A gas in the atmosphere that absorbs and emits radiation within the thermal infrared range. This property allows the earth to maintain its warm temperature which supports life on earth. Water vapor, carbon dioxide, ozone, and methane are good examples of gases with this property. When the concentration of these gases gets too high, the earth warms beyond its normal range and many catastrophic climate shifts occur.

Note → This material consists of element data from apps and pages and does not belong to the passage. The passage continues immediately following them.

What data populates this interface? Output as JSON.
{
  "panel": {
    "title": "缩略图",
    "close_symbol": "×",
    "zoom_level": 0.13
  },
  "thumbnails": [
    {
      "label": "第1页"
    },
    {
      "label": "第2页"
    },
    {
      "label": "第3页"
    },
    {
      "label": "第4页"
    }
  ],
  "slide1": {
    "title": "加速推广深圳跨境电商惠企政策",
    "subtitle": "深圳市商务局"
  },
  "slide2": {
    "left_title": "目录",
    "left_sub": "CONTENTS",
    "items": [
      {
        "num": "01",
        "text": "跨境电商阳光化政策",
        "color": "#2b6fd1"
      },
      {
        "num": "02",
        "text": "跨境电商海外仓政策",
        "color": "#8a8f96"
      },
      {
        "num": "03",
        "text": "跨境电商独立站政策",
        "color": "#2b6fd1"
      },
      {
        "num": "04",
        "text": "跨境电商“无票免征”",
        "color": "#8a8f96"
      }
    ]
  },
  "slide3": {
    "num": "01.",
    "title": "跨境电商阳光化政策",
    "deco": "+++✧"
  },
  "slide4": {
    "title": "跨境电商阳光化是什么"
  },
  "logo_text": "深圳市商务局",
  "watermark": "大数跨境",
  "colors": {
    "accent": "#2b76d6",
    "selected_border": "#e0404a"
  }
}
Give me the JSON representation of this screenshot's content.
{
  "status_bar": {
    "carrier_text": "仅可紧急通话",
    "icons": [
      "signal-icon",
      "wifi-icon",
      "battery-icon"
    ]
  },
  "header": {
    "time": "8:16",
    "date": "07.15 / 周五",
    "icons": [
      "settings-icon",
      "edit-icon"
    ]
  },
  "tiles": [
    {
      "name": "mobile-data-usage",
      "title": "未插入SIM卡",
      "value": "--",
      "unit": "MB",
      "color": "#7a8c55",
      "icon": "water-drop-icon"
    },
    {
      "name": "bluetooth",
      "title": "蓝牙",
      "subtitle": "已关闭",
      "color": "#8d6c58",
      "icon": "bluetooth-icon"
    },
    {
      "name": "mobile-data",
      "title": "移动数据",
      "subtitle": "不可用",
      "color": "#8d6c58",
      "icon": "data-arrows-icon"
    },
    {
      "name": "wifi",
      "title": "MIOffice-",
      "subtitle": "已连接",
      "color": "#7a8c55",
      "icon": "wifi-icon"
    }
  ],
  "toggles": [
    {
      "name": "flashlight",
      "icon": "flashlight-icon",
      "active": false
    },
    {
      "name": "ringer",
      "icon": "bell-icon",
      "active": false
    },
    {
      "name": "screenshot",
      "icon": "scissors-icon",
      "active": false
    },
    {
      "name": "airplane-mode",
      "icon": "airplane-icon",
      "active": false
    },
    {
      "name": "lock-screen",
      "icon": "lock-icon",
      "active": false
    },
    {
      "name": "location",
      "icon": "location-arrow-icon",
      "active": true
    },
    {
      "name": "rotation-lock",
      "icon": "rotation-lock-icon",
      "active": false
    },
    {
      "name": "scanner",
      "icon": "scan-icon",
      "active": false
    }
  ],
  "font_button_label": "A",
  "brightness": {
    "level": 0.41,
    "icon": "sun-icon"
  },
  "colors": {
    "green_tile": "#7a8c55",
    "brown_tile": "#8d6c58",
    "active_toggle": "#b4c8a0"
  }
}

Figure 4: Atmospheric concentrations of 3 greenhouse gases (carbon dioxide,methane, and nitrous oxide) over the last 2,000 years. Note that each of these gases has increased since 2005, and CO2 is now hovering around 400 ppm. You can see the most recent concentration values of these greenhouse gases at the Carbon Dioxide Information Analysis Center.[fn][[nid:328]][/fn]
Figure 3. The greenhouse effect. Solar short-wave radiation (light) entering the atmosphere is absorbed by the Earth’s surface and emitted as long-wave infrared radiation (heat) that is then absorbed by greenhouse gases which heats the atmosphere.[fn][[nid:327]][/fn]
Figure 2. A greenhouse is made of glass or plastic windows. Sunlight passes through the windows but heat is trapped inside. Vegetables and flowers can grow even during colder months.[fn][[nid:326]][/fn]
Concentration of greenhouse gases
IPCC, 2013: Climate Change 2013: The Physical Science Basis.